__Entries provided__.
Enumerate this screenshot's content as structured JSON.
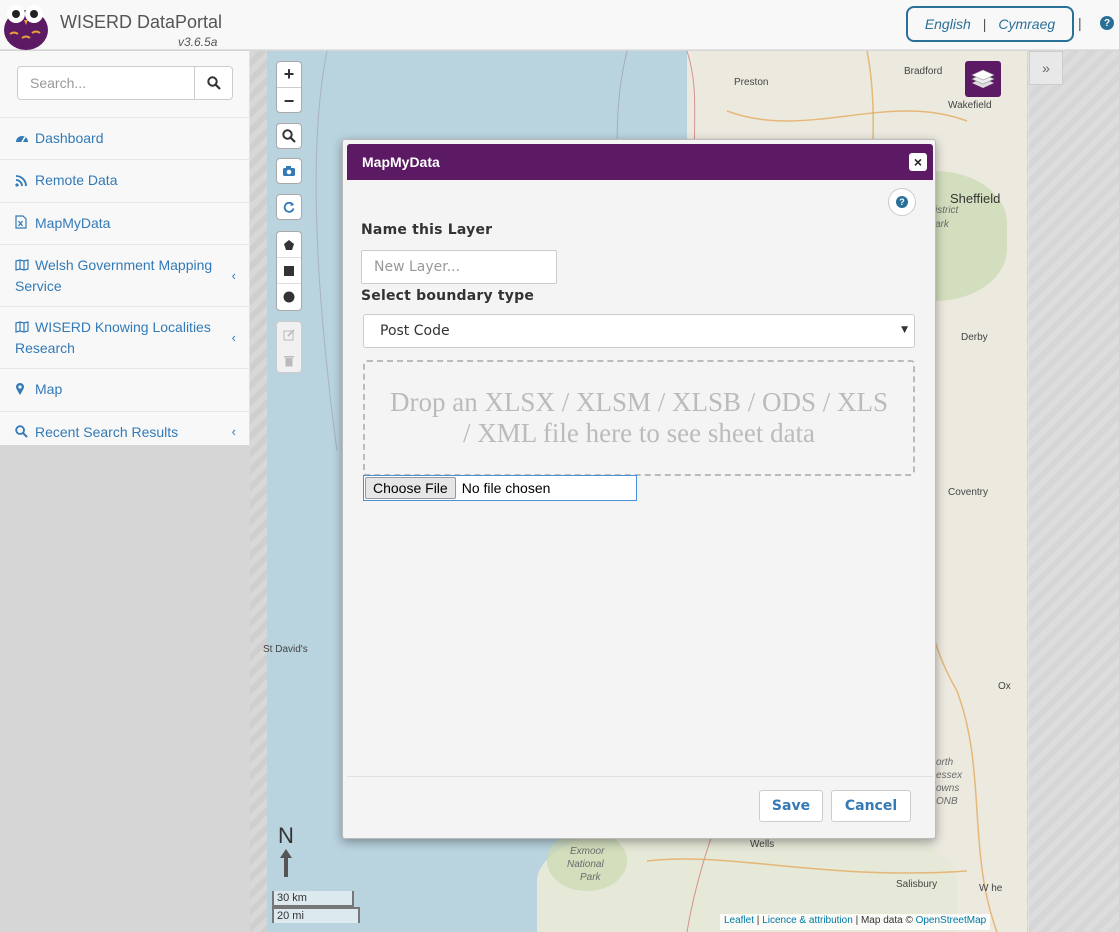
{
  "header": {
    "brand": "WISERD DataPortal",
    "version": "v3.6.5a",
    "lang_english": "English",
    "lang_sep": "|",
    "lang_welsh": "Cymraeg",
    "separator": "|"
  },
  "sidebar": {
    "search_placeholder": "Search...",
    "items": [
      {
        "label": "Dashboard",
        "icon": "dashboard-icon",
        "has_chevron": false
      },
      {
        "label": "Remote Data",
        "icon": "rss-icon",
        "has_chevron": false
      },
      {
        "label": "MapMyData",
        "icon": "excel-file-icon",
        "has_chevron": false
      },
      {
        "label": "Welsh Government Mapping Service",
        "icon": "map-icon",
        "has_chevron": true
      },
      {
        "label": "WISERD Knowing Localities Research",
        "icon": "map-icon",
        "has_chevron": true
      },
      {
        "label": "Map",
        "icon": "map-marker-icon",
        "has_chevron": false
      },
      {
        "label": "Recent Search Results",
        "icon": "search-icon",
        "has_chevron": true
      }
    ]
  },
  "map": {
    "zoom_in": "+",
    "zoom_out": "−",
    "north": "N",
    "scale_km": "30 km",
    "scale_mi": "20 mi",
    "attribution": {
      "leaflet": "Leaflet",
      "sep1": " | ",
      "licence": "Licence & attribution",
      "sep2": " | Map data © ",
      "osm": "OpenStreetMap"
    },
    "places": {
      "bradford": "Bradford",
      "preston": "Preston",
      "wakefield": "Wakefield",
      "sheffield": "Sheffield",
      "district": "istrict",
      "park": "ark",
      "derby": "Derby",
      "coventry": "Coventry",
      "st_davids": "St David's",
      "ox": "Ox",
      "north_wessex_1": "orth",
      "north_wessex_2": "essex",
      "north_wessex_3": "owns",
      "north_wessex_4": "ONB",
      "wells": "Wells",
      "exmoor_1": "Exmoor",
      "exmoor_2": "National",
      "exmoor_3": "Park",
      "salisbury": "Salisbury",
      "wh": "W  he"
    }
  },
  "modal": {
    "title": "MapMyData",
    "close": "×",
    "help": "?",
    "name_label": "Name this Layer",
    "name_placeholder": "New Layer...",
    "boundary_label": "Select boundary type",
    "boundary_value": "Post Code",
    "dropzone_text": "Drop an XLSX / XLSM / XLSB / ODS / XLS / XML file here to see sheet data",
    "file_button": "Choose File",
    "file_status": "No file chosen",
    "save": "Save",
    "cancel": "Cancel"
  },
  "right_panel": {
    "expand": "»"
  },
  "colors": {
    "brand_purple": "#5b1a63",
    "link_blue": "#337ab7",
    "lang_blue": "#2a6f97"
  }
}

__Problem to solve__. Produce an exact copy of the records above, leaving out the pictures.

__Task output__.
Enumerate this screenshot's content as structured JSON.
{
  "header": {
    "brand": "WISERD DataPortal",
    "version": "v3.6.5a",
    "lang_english": "English",
    "lang_sep": "|",
    "lang_welsh": "Cymraeg",
    "separator": "|"
  },
  "sidebar": {
    "search_placeholder": "Search...",
    "items": [
      {
        "label": "Dashboard",
        "icon": "dashboard-icon",
        "has_chevron": false
      },
      {
        "label": "Remote Data",
        "icon": "rss-icon",
        "has_chevron": false
      },
      {
        "label": "MapMyData",
        "icon": "excel-file-icon",
        "has_chevron": false
      },
      {
        "label": "Welsh Government Mapping Service",
        "icon": "map-icon",
        "has_chevron": true
      },
      {
        "label": "WISERD Knowing Localities Research",
        "icon": "map-icon",
        "has_chevron": true
      },
      {
        "label": "Map",
        "icon": "map-marker-icon",
        "has_chevron": false
      },
      {
        "label": "Recent Search Results",
        "icon": "search-icon",
        "has_chevron": true
      }
    ]
  },
  "map": {
    "zoom_in": "+",
    "zoom_out": "−",
    "north": "N",
    "scale_km": "30 km",
    "scale_mi": "20 mi",
    "attribution": {
      "leaflet": "Leaflet",
      "sep1": " | ",
      "licence": "Licence & attribution",
      "sep2": " | Map data © ",
      "osm": "OpenStreetMap"
    },
    "places": {
      "bradford": "Bradford",
      "preston": "Preston",
      "wakefield": "Wakefield",
      "sheffield": "Sheffield",
      "district": "istrict",
      "park": "ark",
      "derby": "Derby",
      "coventry": "Coventry",
      "st_davids": "St David's",
      "ox": "Ox",
      "north_wessex_1": "orth",
      "north_wessex_2": "essex",
      "north_wessex_3": "owns",
      "north_wessex_4": "ONB",
      "wells": "Wells",
      "exmoor_1": "Exmoor",
      "exmoor_2": "National",
      "exmoor_3": "Park",
      "salisbury": "Salisbury",
      "wh": "W  he"
    }
  },
  "modal": {
    "title": "MapMyData",
    "close": "×",
    "help": "?",
    "name_label": "Name this Layer",
    "name_placeholder": "New Layer...",
    "boundary_label": "Select boundary type",
    "boundary_value": "Post Code",
    "dropzone_text": "Drop an XLSX / XLSM / XLSB / ODS / XLS / XML file here to see sheet data",
    "file_button": "Choose File",
    "file_status": "No file chosen",
    "save": "Save",
    "cancel": "Cancel"
  },
  "right_panel": {
    "expand": "»"
  },
  "colors": {
    "brand_purple": "#5b1a63",
    "link_blue": "#337ab7",
    "lang_blue": "#2a6f97"
  }
}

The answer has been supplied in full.